━━━ The records
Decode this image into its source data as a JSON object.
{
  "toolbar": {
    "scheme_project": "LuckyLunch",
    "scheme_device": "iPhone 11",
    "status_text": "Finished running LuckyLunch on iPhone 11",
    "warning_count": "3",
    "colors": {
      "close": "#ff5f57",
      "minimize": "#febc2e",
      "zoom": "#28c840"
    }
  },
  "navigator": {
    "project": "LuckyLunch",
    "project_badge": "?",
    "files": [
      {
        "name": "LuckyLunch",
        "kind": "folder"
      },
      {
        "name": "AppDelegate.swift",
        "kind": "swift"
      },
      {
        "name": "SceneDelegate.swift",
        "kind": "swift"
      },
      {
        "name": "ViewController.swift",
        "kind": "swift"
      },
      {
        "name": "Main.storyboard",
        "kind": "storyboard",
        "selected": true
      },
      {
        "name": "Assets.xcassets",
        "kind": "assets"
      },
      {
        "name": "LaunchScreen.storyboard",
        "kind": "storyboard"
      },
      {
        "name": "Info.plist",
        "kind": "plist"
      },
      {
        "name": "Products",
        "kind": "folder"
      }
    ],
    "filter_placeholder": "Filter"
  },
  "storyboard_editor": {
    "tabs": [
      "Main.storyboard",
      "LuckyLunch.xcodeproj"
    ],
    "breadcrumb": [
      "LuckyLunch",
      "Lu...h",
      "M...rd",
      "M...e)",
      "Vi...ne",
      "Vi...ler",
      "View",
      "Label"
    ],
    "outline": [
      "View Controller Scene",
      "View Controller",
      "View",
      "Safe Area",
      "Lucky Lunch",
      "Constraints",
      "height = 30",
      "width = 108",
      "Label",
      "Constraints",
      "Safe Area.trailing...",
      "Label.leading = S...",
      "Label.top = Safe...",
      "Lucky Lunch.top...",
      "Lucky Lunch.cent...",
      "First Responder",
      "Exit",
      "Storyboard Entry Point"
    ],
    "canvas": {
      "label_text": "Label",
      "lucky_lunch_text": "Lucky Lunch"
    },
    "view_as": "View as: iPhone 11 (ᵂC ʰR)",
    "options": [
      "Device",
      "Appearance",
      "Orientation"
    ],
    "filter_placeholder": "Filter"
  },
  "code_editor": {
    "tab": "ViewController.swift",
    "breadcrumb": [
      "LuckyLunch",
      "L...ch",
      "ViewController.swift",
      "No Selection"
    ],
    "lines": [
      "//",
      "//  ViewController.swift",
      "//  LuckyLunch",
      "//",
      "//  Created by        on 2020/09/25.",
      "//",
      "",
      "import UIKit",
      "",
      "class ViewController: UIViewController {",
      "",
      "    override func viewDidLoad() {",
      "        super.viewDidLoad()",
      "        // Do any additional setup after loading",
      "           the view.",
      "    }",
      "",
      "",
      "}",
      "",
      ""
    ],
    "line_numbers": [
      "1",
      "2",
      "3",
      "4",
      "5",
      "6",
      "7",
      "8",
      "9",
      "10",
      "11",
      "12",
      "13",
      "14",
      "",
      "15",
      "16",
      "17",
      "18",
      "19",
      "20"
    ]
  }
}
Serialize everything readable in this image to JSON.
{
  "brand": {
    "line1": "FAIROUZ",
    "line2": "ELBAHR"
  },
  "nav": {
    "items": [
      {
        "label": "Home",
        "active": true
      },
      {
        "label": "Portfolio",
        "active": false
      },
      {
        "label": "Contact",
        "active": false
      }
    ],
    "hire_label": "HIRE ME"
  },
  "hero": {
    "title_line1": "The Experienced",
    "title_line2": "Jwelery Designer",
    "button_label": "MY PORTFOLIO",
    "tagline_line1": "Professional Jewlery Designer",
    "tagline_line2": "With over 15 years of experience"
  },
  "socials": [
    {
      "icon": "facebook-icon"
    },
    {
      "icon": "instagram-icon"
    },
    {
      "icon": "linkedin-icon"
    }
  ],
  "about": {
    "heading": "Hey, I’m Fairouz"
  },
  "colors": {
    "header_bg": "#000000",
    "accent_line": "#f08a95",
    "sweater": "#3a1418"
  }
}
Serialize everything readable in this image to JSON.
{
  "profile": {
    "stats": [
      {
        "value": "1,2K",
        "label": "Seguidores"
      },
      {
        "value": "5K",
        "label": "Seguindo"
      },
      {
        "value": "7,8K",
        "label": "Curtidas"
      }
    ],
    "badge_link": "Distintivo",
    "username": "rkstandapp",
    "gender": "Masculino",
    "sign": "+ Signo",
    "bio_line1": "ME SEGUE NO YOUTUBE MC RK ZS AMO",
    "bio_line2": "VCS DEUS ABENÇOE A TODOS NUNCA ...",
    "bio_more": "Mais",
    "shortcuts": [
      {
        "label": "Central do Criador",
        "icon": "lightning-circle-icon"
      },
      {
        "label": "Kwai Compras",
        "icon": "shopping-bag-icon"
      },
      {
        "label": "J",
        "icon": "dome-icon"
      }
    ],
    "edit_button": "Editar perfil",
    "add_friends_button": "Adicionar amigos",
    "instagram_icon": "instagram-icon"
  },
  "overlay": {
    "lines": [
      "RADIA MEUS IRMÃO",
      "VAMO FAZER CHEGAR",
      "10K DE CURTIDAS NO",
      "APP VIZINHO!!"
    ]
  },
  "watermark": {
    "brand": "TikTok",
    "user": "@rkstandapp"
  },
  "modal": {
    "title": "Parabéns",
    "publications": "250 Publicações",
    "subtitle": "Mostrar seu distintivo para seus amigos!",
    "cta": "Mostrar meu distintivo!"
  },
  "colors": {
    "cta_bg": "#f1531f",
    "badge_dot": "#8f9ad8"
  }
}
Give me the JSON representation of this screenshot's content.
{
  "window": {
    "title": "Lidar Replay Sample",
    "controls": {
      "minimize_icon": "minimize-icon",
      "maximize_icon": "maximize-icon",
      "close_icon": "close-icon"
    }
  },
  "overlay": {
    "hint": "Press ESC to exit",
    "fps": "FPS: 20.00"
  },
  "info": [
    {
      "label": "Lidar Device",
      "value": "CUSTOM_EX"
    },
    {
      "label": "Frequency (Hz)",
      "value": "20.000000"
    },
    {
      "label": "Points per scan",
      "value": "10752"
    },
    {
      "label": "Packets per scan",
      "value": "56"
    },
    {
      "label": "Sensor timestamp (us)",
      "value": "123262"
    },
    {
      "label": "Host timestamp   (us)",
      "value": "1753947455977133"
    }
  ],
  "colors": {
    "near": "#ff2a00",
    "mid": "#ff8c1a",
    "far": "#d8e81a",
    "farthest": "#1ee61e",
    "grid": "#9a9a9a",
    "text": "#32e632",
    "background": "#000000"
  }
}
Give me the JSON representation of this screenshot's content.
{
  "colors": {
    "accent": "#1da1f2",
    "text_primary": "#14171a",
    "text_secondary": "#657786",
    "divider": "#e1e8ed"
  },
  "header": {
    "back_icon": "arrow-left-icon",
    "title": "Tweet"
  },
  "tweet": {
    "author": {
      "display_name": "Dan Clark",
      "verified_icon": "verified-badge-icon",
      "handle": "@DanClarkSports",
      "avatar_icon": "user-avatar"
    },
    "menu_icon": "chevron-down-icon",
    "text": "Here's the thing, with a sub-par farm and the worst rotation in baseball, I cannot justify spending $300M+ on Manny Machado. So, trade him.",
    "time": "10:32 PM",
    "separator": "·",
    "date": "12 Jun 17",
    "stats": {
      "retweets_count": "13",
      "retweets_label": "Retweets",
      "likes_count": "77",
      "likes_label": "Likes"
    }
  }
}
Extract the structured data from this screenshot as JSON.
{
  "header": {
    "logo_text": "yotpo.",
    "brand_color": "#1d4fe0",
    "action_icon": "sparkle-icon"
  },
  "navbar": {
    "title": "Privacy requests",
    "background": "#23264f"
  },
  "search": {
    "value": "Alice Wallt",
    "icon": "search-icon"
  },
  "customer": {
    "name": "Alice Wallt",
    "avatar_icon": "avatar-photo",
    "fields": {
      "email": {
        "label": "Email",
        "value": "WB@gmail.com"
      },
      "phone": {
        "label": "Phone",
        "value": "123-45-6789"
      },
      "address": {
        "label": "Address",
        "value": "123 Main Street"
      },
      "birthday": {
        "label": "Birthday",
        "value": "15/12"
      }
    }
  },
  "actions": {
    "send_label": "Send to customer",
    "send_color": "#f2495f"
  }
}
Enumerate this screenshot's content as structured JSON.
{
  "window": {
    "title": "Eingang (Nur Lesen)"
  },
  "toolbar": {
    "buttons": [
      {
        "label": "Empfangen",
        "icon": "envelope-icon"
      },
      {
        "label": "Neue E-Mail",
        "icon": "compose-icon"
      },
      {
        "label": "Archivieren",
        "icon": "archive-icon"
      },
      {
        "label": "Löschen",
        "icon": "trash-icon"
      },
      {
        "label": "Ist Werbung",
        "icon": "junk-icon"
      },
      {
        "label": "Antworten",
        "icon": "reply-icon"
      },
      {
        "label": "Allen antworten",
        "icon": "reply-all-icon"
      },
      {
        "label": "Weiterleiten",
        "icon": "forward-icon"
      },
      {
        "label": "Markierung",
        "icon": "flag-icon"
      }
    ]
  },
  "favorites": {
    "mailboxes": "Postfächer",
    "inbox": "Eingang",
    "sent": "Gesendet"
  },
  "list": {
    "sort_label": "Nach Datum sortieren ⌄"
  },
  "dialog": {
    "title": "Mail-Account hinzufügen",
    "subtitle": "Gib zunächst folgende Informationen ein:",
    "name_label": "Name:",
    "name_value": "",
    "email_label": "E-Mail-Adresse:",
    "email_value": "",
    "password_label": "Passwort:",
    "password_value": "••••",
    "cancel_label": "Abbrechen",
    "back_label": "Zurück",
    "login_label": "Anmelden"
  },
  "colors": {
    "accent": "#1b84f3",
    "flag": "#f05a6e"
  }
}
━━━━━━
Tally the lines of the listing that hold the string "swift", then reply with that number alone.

9